During the month of June 1943, news on the radio and newspapers was about the Naval Battle of Midway, June 4 -7. A key Naval battle in the Pacific Theatre between the forces of the US Navy and the empire of Japan that turned the tide of the war in favor of the US. We knew our brother James was on a aircraft carrier somewhere in the Pacific. We learned later his carrier was not involved in that battle.

During the summer of 1943, us kids went swimming at Sandy and Dicks Beach. I can remember the saltwater being so cold it was not so much fun swimming. However, at Sandy Beach, the main attraction was the local young ladies in their swimsuits laying on the rocks while members of the Coast Guard and Navy looked on.

The last week of June 1943, my oldest brother, Richard, who was in the Army, came home on leave from a training base in Texas. This would be the last time we would see him until after World War II came to an end.

On Aug. 20, 1943, the airbase in Owls Head, became a training airfield of the U.S. Navy. Along with newly-constructed airbases in Brunswick and Trenton, the purpose of these bases were to train British pilots in flying the FU-4 corsair airplane from British aircraft carriers in the Pacific. I can remember us kids playing ball in a field off Orange Street in Rockland and the corsairs would fly over so low you could see the pilots waving to us. It would be two more years until World War II would come to an end. This meant that all three of my oldest brothers would come home.

Comments (3)
Posted by: Mary A McKeever | Feb 11, 2014 20:21

This thought provoking article also brought back childhood memories of the WW II war. I remember with pride and sadness of the loss of my 18 year old Marine cousin who died on Imo Jima.  Those of us too young to serve were proud to keep the lights off so no plane could spot Boston and find targets. I, of course at age 8 years remember listening to the President, FDR on the old radio with my 4 siblings and my mother, father and grandmother.. No, we did not have TV, but we had the movie houses and would catch the news reels between shows. So much has changed and todays youth may not know the sacrifices civilians made for the war effort. We do have our memories!

Mickey McKeever

Posted by: William Pease | Feb 04, 2014 18:01

Well done, Terry! Beautifully remembered, researched, and written. That brought back many memories that I still cherish. And thank goodness all three of your older brothers eventually came home.
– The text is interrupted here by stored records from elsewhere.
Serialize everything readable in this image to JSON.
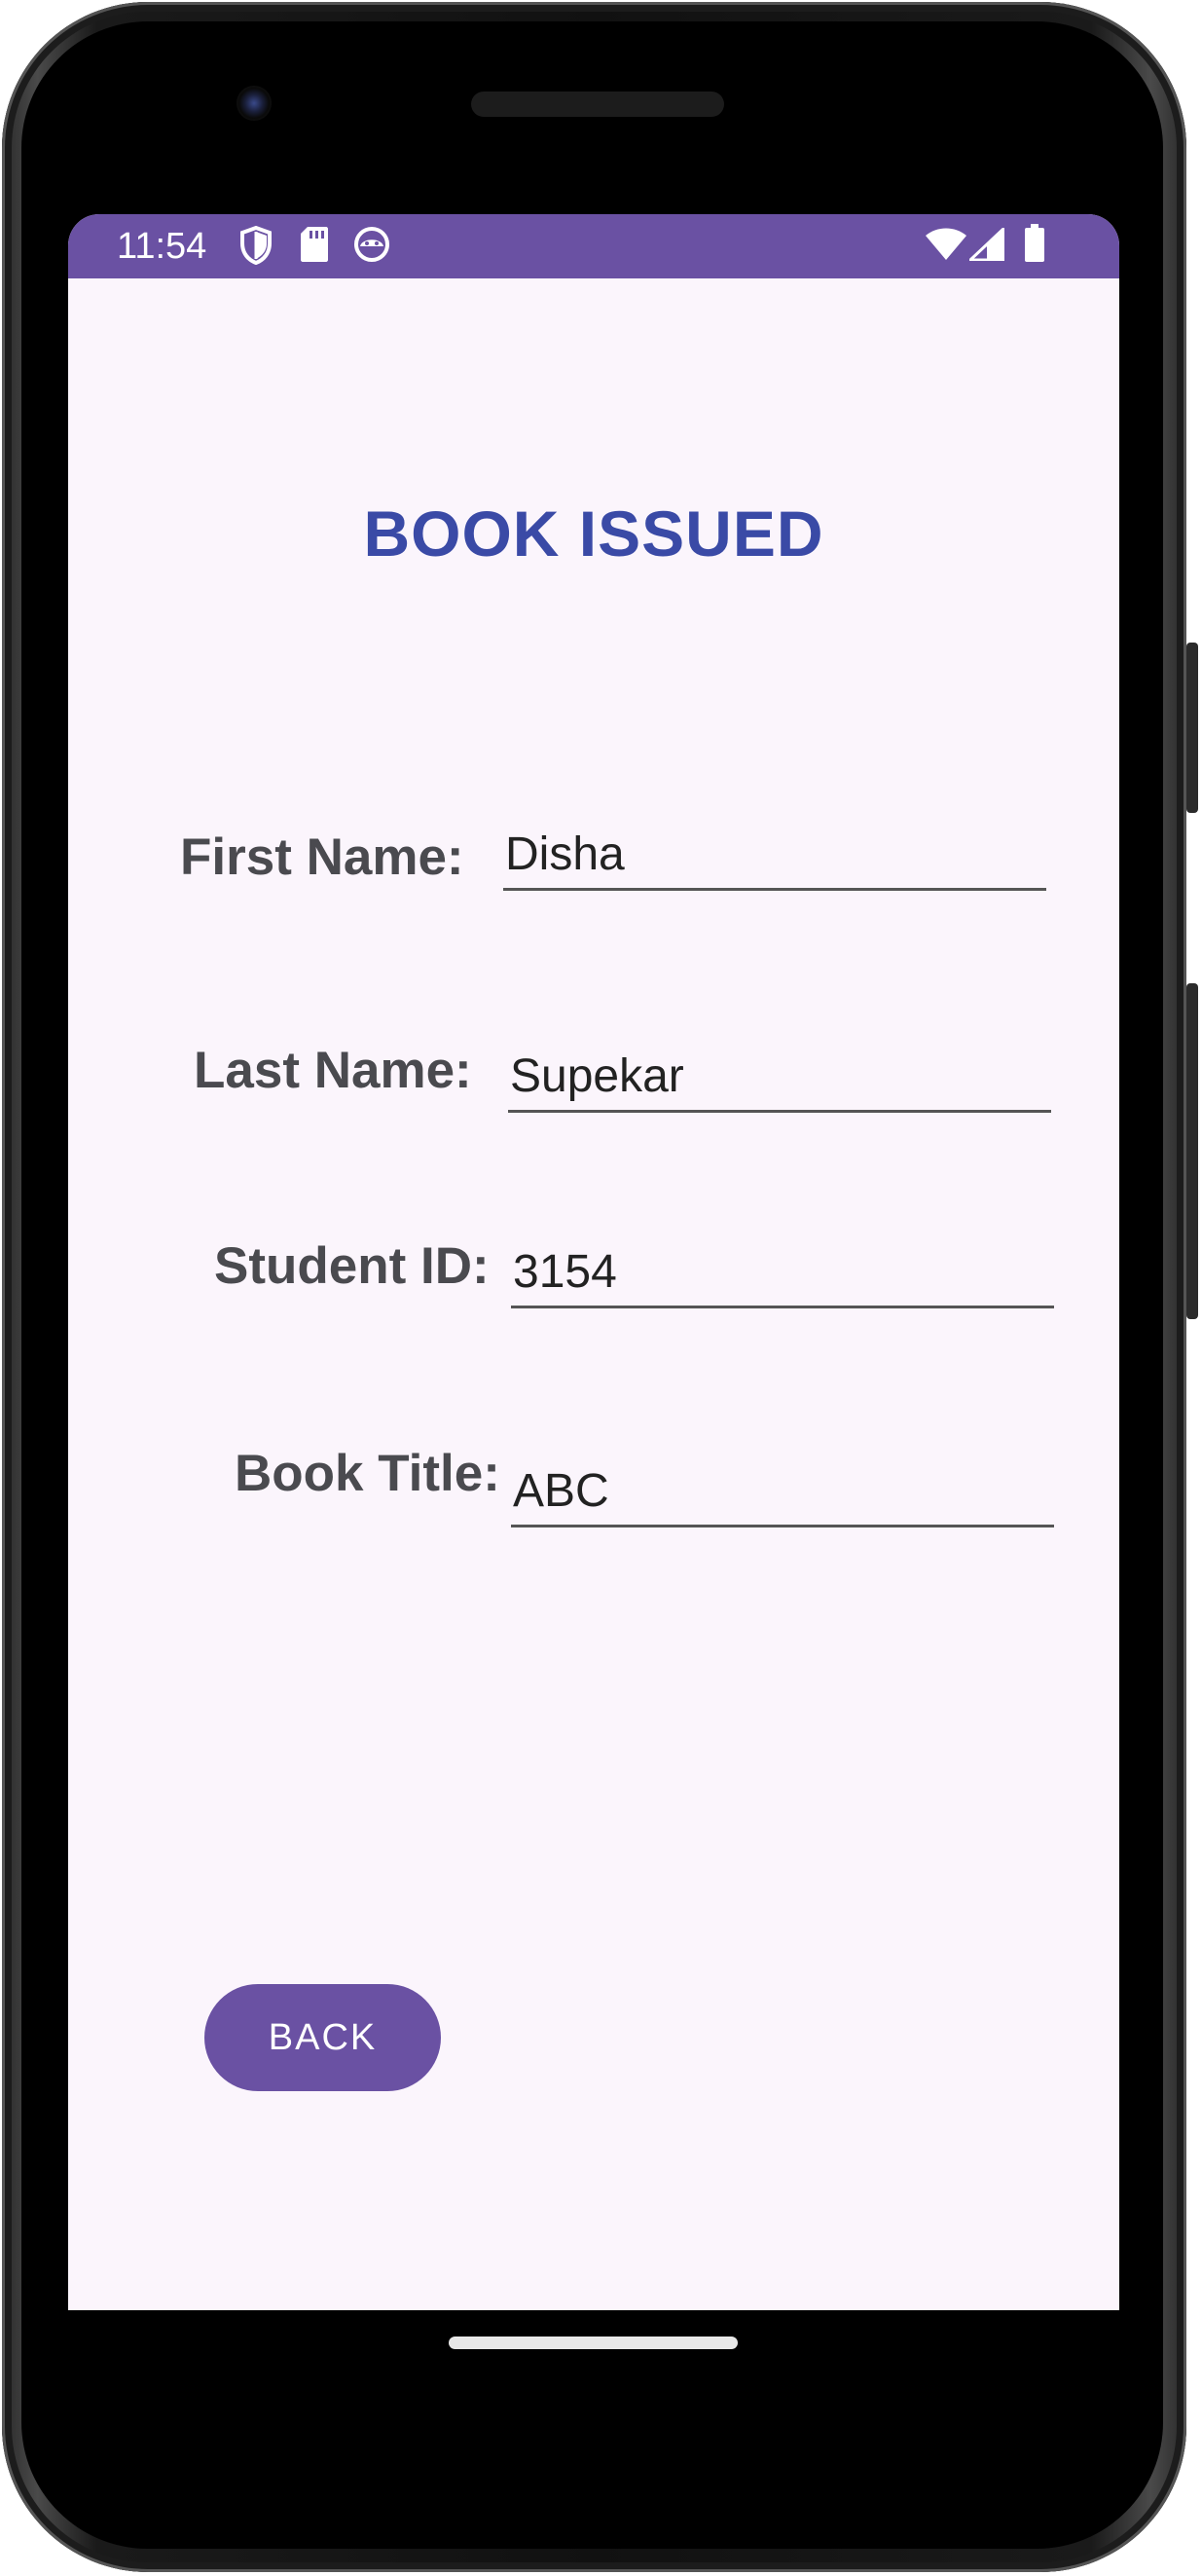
{
  "status_bar": {
    "time": "11:54",
    "left_icons": [
      "shield-icon",
      "sd-card-icon",
      "android-face-icon"
    ],
    "right_icons": [
      "wifi-icon",
      "signal-icon",
      "battery-icon"
    ],
    "color": "#6a51a3"
  },
  "title": "BOOK ISSUED",
  "form": {
    "first_name": {
      "label": "First Name:",
      "value": "Disha"
    },
    "last_name": {
      "label": "Last Name:",
      "value": "Supekar"
    },
    "student_id": {
      "label": "Student ID:",
      "value": "3154"
    },
    "book_title": {
      "label": "Book Title:",
      "value": "ABC"
    }
  },
  "back_button": {
    "label": "BACK"
  },
  "colors": {
    "accent": "#6a51a3",
    "title": "#3a4aa6",
    "background": "#fbf5fc",
    "label": "#4a4a4f"
  }
}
Thank you for a wonderful article. I was very moved by it.

We four Pease brothers weren't old enough to enlist during the war, but we did have a cousin, Henry Clarendon Simmons, Jr., of Union who served & died  honorably as a radioman on a Consolidated PBY Catalina aircraft in the Southeast Atlantic in World War II. His story deserves to be told and recorded, so I may try to submit it to Villagesoup.com, too. He deserves to be remembered.

Many thanks for your excellent article that brought this to mind.


Bill Pease

Lancaster, Pa. (but born & raised in Rockland)

Posted by: Ragna Weaver | Jan 31, 2014 12:53

I find this a very interesting and informative article. Keep em coming.

If you wish to comment, please login.